That said...I think the one thing that I would fault IP-based brickfilms for is the oversaturation of them - when it seems like EVERYONE is out there making Star Wars/Marvel/DC/etc. films, they run the risk of becoming a dime-a-dozen enterprise, especially if most of them, sadly, have little to distinguish themselves from the rest of the pack. That's not true of all of them, though - just take one look at a film like Forrest Whaley's Captain America: Nazi Zombies and you'll see just how much care and attention goes into every frame. I may be biased because I was a small part of that project myself, but for my money, it's one of the best-designed brickfilms ever made. That is an IP brickfilm that feels like there's a true director with a vision behind it.
All that to say, though, if I were to rattle off a list of brickfilms over the years I'd consider the very best and the most influential, I'm not sure if a single one based on a popular IP (outside of Star Wars, which has been around the longest) would make my shortlist. I grew up in the era of brickfilming before the IPs really became a thing, and I watched a number of independent animators flourish and grow as storytellers, and craft some truly stunning and beautiful stories often of their own creation. There's always going to be something particularly special about that to me. Like I said before, with a few exceptions, the swath of IP-based brickfilms on YouTube can all tend to feel a little dime-a-dozen, but its the original films that I believe will have the lasting legacy, if they're lucky enough to find their audience.
Finding an audience was less of a concern back in the day when YouTube was still this fledgling little website as opposed to the behemoth it is now, and for most of us, we were just a bunch of kids and young adults hanging out on a little online forum making films for one another. There was no real pretense of "viewership" on a large scale outside of the friends and other regulars we had on the site, and I think that's what granted us the ability to take greater risks or stretch ourselves creatively.
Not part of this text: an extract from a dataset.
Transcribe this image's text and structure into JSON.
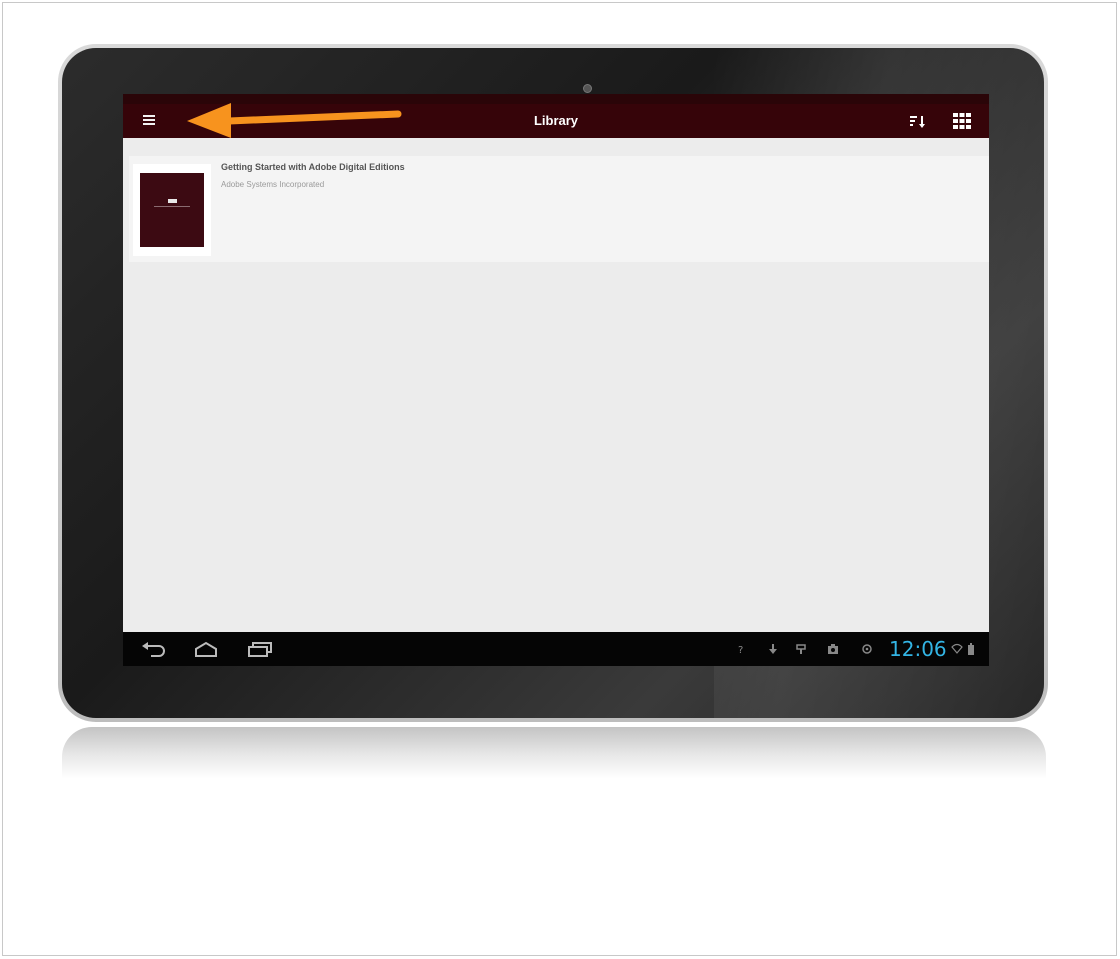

The rise of YouTube and the advent of monetization has changed that forever, and again, I don't fault anyone for wanting to build an audience for something they're passionate about, but I think the unfortunate side-effect of that evolution is that "original" brickfilms can now seen more as a risk or a liability than an asset, at least to those for whom viewership and viral potential are the higher priority.
Personally, I'd love to see original brickfilms make a boom again, especially now. YouTube is definitely no longer the haven it used to be for animators, but I observe that more and more young brickfilmers having greater access to professional-grade equipment, heads and shoulders above the webcameras and Windows Movie Maker-driven films that a lot of us grew up watching and making ourselves years ago. I think if people could put those resources and evolved filming/editing techniques to good use, we could see some truly special original films start to be put out again.
Last edited by MindGame (June 9, 2018 (10:56am))